▸ Assignment: Search the data for the string "title" and gather each line it is in.

▸ Records provided:
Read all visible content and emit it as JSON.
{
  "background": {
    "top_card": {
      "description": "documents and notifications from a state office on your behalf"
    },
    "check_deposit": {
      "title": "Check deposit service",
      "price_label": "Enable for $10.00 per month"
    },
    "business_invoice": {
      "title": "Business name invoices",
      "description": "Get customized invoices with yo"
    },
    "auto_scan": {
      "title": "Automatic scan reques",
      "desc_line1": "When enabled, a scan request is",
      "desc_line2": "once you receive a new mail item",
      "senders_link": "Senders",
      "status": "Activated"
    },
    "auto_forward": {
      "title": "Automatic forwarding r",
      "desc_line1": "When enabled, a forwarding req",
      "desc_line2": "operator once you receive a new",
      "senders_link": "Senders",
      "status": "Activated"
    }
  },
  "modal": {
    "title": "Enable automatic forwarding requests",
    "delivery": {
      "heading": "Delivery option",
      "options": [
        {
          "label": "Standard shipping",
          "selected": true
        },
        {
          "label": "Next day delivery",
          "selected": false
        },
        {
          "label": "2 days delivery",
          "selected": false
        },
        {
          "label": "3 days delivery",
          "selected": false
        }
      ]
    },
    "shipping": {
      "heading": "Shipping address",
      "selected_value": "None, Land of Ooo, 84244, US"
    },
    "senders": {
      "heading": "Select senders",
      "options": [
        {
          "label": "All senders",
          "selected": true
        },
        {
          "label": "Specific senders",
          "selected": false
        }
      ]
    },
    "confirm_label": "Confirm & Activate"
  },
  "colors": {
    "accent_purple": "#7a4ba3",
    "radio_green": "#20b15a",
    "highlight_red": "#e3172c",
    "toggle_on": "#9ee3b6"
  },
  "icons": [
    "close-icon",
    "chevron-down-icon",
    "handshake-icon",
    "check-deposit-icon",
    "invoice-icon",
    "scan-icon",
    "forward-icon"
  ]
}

▸ Response area:
      "title": "Check deposit service",
      "title": "Business name invoices",
      "title": "Automatic scan reques",
      "title": "Automatic forwarding r",
    "title": "Enable automatic forwarding requests",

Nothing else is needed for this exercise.